Top of Dataset records
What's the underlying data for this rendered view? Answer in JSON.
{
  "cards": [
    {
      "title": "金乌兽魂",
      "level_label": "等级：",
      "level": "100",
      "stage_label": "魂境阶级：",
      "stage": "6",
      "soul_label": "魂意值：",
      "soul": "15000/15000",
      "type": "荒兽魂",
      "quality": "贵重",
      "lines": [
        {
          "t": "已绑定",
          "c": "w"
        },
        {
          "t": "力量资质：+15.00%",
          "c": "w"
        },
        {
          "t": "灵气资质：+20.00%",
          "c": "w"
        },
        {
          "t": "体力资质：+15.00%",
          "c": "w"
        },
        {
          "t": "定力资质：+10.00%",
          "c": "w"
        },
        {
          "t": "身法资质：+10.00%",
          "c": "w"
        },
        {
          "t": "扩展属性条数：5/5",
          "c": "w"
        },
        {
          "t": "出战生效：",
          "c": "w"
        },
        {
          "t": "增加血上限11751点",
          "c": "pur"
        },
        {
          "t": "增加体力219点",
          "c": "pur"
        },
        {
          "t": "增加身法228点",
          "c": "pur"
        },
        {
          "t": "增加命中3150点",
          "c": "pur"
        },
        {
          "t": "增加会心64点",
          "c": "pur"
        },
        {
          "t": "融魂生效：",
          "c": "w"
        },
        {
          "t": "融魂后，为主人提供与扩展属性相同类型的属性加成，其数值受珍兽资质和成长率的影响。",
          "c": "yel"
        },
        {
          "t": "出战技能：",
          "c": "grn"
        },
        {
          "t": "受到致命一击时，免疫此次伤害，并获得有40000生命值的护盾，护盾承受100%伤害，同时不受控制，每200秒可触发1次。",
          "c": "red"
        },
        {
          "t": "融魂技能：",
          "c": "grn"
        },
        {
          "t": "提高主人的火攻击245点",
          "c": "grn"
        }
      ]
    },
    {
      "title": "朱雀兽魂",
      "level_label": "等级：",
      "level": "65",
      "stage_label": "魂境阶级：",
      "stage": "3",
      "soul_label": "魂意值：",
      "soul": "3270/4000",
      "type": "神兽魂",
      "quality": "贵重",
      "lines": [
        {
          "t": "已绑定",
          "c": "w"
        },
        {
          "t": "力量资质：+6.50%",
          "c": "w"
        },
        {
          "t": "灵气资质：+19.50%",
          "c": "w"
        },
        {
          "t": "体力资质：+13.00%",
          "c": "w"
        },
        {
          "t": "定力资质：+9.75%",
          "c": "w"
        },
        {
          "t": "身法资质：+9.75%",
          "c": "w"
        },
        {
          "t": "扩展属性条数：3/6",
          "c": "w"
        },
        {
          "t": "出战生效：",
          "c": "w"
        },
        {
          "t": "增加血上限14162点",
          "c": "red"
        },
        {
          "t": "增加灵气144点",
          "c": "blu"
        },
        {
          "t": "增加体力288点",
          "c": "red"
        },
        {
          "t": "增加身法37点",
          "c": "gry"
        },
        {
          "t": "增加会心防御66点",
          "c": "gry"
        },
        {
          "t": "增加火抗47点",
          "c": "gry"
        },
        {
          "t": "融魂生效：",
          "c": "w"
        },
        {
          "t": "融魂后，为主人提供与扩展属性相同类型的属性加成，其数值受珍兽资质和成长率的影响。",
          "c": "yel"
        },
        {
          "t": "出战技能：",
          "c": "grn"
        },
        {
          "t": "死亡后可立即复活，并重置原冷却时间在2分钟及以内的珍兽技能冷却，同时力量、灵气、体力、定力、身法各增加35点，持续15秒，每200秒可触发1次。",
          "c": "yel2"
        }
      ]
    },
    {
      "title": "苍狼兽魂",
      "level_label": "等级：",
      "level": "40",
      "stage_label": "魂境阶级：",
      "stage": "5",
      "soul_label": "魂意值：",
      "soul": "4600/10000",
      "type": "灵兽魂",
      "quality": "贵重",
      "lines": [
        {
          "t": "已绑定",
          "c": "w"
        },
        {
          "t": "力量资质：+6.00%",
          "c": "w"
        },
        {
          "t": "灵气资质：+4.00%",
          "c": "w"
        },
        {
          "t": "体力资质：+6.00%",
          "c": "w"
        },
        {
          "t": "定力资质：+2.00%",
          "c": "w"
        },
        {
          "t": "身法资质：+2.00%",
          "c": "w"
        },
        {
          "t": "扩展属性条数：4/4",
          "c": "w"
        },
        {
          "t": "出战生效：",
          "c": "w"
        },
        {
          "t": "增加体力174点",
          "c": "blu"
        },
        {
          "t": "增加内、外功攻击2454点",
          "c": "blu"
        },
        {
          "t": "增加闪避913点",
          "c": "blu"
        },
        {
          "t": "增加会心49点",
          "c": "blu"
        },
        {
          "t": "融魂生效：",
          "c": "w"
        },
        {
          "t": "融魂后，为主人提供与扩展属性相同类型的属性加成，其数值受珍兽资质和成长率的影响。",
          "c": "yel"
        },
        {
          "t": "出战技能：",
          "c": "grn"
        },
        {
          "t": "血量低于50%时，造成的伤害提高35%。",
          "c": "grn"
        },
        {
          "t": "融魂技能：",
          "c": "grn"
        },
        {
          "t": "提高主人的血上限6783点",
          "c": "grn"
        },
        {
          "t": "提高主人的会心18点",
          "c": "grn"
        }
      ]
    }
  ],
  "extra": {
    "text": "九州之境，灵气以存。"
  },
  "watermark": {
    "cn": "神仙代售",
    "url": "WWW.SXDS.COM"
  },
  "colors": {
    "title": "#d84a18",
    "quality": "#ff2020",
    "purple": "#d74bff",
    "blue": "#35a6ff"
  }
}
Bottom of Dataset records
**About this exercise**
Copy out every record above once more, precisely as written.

**Reply**
What's the underlying data for this rendered view? Answer in JSON.
{
  "cards": [
    {
      "title": "金乌兽魂",
      "level_label": "等级：",
      "level": "100",
      "stage_label": "魂境阶级：",
      "stage": "6",
      "soul_label": "魂意值：",
      "soul": "15000/15000",
      "type": "荒兽魂",
      "quality": "贵重",
      "lines": [
        {
          "t": "已绑定",
          "c": "w"
        },
        {
          "t": "力量资质：+15.00%",
          "c": "w"
        },
        {
          "t": "灵气资质：+20.00%",
          "c": "w"
        },
        {
          "t": "体力资质：+15.00%",
          "c": "w"
        },
        {
          "t": "定力资质：+10.00%",
          "c": "w"
        },
        {
          "t": "身法资质：+10.00%",
          "c": "w"
        },
        {
          "t": "扩展属性条数：5/5",
          "c": "w"
        },
        {
          "t": "出战生效：",
          "c": "w"
        },
        {
          "t": "增加血上限11751点",
          "c": "pur"
        },
        {
          "t": "增加体力219点",
          "c": "pur"
        },
        {
          "t": "增加身法228点",
          "c": "pur"
        },
        {
          "t": "增加命中3150点",
          "c": "pur"
        },
        {
          "t": "增加会心64点",
          "c": "pur"
        },
        {
          "t": "融魂生效：",
          "c": "w"
        },
        {
          "t": "融魂后，为主人提供与扩展属性相同类型的属性加成，其数值受珍兽资质和成长率的影响。",
          "c": "yel"
        },
        {
          "t": "出战技能：",
          "c": "grn"
        },
        {
          "t": "受到致命一击时，免疫此次伤害，并获得有40000生命值的护盾，护盾承受100%伤害，同时不受控制，每200秒可触发1次。",
          "c": "red"
        },
        {
          "t": "融魂技能：",
          "c": "grn"
        },
        {
          "t": "提高主人的火攻击245点",
          "c": "grn"
        }
      ]
    },
    {
      "title": "朱雀兽魂",
      "level_label": "等级：",
      "level": "65",
      "stage_label": "魂境阶级：",
      "stage": "3",
      "soul_label": "魂意值：",
      "soul": "3270/4000",
      "type": "神兽魂",
      "quality": "贵重",
      "lines": [
        {
          "t": "已绑定",
          "c": "w"
        },
        {
          "t": "力量资质：+6.50%",
          "c": "w"
        },
        {
          "t": "灵气资质：+19.50%",
          "c": "w"
        },
        {
          "t": "体力资质：+13.00%",
          "c": "w"
        },
        {
          "t": "定力资质：+9.75%",
          "c": "w"
        },
        {
          "t": "身法资质：+9.75%",
          "c": "w"
        },
        {
          "t": "扩展属性条数：3/6",
          "c": "w"
        },
        {
          "t": "出战生效：",
          "c": "w"
        },
        {
          "t": "增加血上限14162点",
          "c": "red"
        },
        {
          "t": "增加灵气144点",
          "c": "blu"
        },
        {
          "t": "增加体力288点",
          "c": "red"
        },
        {
          "t": "增加身法37点",
          "c": "gry"
        },
        {
          "t": "增加会心防御66点",
          "c": "gry"
        },
        {
          "t": "增加火抗47点",
          "c": "gry"
        },
        {
          "t": "融魂生效：",
          "c": "w"
        },
        {
          "t": "融魂后，为主人提供与扩展属性相同类型的属性加成，其数值受珍兽资质和成长率的影响。",
          "c": "yel"
        },
        {
          "t": "出战技能：",
          "c": "grn"
        },
        {
          "t": "死亡后可立即复活，并重置原冷却时间在2分钟及以内的珍兽技能冷却，同时力量、灵气、体力、定力、身法各增加35点，持续15秒，每200秒可触发1次。",
          "c": "yel2"
        }
      ]
    },
    {
      "title": "苍狼兽魂",
      "level_label": "等级：",
      "level": "40",
      "stage_label": "魂境阶级：",
      "stage": "5",
      "soul_label": "魂意值：",
      "soul": "4600/10000",
      "type": "灵兽魂",
      "quality": "贵重",
      "lines": [
        {
          "t": "已绑定",
          "c": "w"
        },
        {
          "t": "力量资质：+6.00%",
          "c": "w"
        },
        {
          "t": "灵气资质：+4.00%",
          "c": "w"
        },
        {
          "t": "体力资质：+6.00%",
          "c": "w"
        },
        {
          "t": "定力资质：+2.00%",
          "c": "w"
        },
        {
          "t": "身法资质：+2.00%",
          "c": "w"
        },
        {
          "t": "扩展属性条数：4/4",
          "c": "w"
        },
        {
          "t": "出战生效：",
          "c": "w"
        },
        {
          "t": "增加体力174点",
          "c": "blu"
        },
        {
          "t": "增加内、外功攻击2454点",
          "c": "blu"
        },
        {
          "t": "增加闪避913点",
          "c": "blu"
        },
        {
          "t": "增加会心49点",
          "c": "blu"
        },
        {
          "t": "融魂生效：",
          "c": "w"
        },
        {
          "t": "融魂后，为主人提供与扩展属性相同类型的属性加成，其数值受珍兽资质和成长率的影响。",
          "c": "yel"
        },
        {
          "t": "出战技能：",
          "c": "grn"
        },
        {
          "t": "血量低于50%时，造成的伤害提高35%。",
          "c": "grn"
        },
        {
          "t": "融魂技能：",
          "c": "grn"
        },
        {
          "t": "提高主人的血上限6783点",
          "c": "grn"
        },
        {
          "t": "提高主人的会心18点",
          "c": "grn"
        }
      ]
    }
  ],
  "extra": {
    "text": "九州之境，灵气以存。"
  },
  "watermark": {
    "cn": "神仙代售",
    "url": "WWW.SXDS.COM"
  },
  "colors": {
    "title": "#d84a18",
    "quality": "#ff2020",
    "purple": "#d74bff",
    "blue": "#35a6ff"
  }
}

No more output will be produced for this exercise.